I’m continuing a series of public speaking principles in the next few blog posts that are a summation of what I’ve learned about this fiendishly difficult art and science over three decades of practice, coaching, learning from others, and research, especially neuroscience. Here are the next seven, numbers 29 through 35. These principles address some of the unspoken, meta-level aspects of the genre and craft of a speech.
29.Great speakers immerse themselves in the craft of speaking. Passion for the topic is the most important ingredient in a successful speech, but it’s not the only one. Too often speakers think that having passion means they don’t have to rehearse, or learn the craft, or work to improve their delivery.
30.If you’re talking about a particular topic in your speech, the values of the topic need to be reflected in the speech – and in the speaker. In short, if you’re speaking about grammar, then your speech itself should be grammatical. Or if your subject is creativity, you and your speech need to be creative. Speakers on morality should not be discovered to be immoral. And so on.
31.Nonetheless, a speech should never be mistaken for its subject. Bill Gates came perilously close to making this mistake once when he released mosquitoes during a talk about malaria. He was trying to make a point, but you can (and should) talk about an illness without giving your audience the disease.
32.Facts in speeches establish the speaker’s credibility. Stories in speeches create trust. A great speech needs both trust and credibility, and so cannot succeed without both facts and stories.
33.A great speech almost always invokes the opposite emotion in counterpoint to the main one of the presentation. Just as a predominately funny speech should include serious moments, so too should a predominately serious speech include some humor. One without the other risks losing its punch, and the contrast heightens meaning.

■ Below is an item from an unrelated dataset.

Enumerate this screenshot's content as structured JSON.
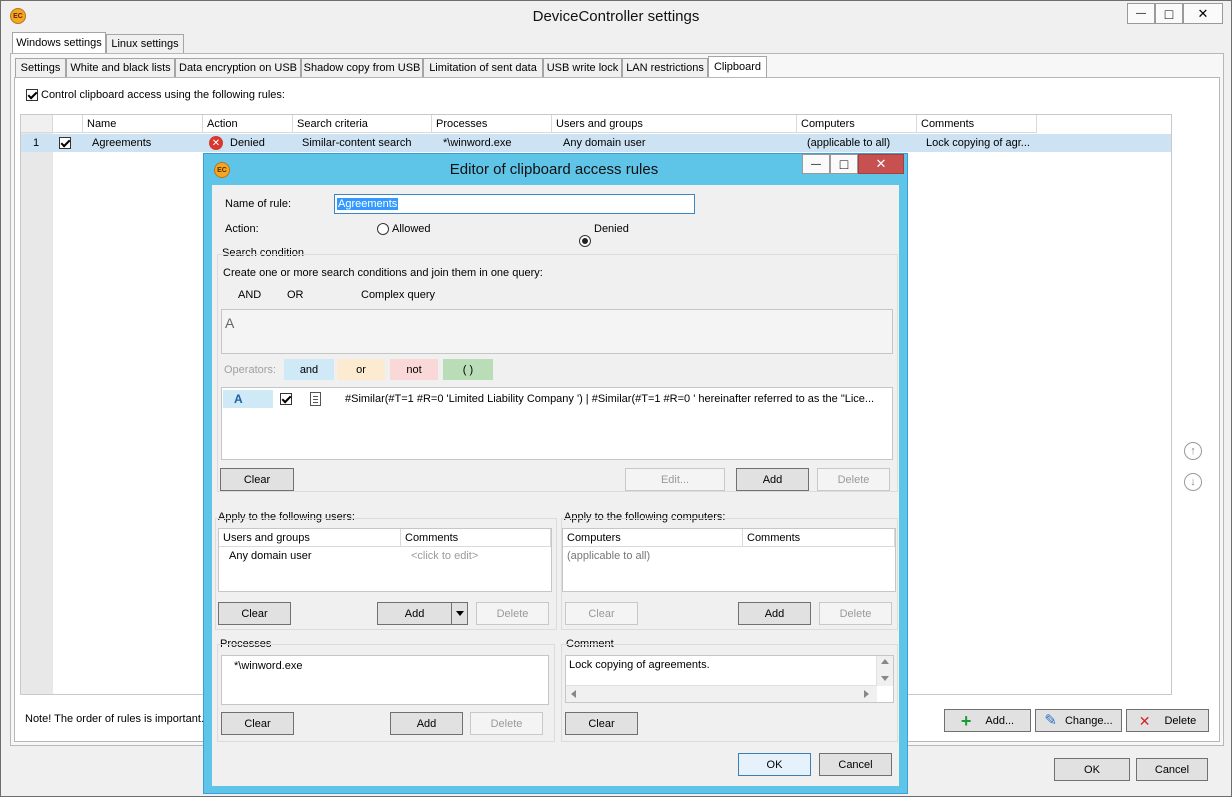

34.A great speech addresses the past, present and future of its topic. A speaker should be both historian and futurist about her subject. The speech may focus on one or two over the third, but all three should be present, at least in outline, in order for the speech to teach its audience at the same time as it moves it.
35.Speeches should present ideas to their audiences in odd numbers. Your topic can cover three ways to do something, or five rules for better living, but not four or six. Odd numbers strike us as complete, and even numbers as unbalanced. Why this should be the case is a mystery, rooted in the structure of the brain, or in the way humans perceive the world, or both.
My goal in these principles is to explore the implicit rules of public speaking, the kind people rarely bring up in lists of the 10 rules for public speaking, which almost all start with “follow your passion” and end with “always end on time.” Both are true and good bits of advice, but they don’t help speakers much beyond the absolute beginning steps.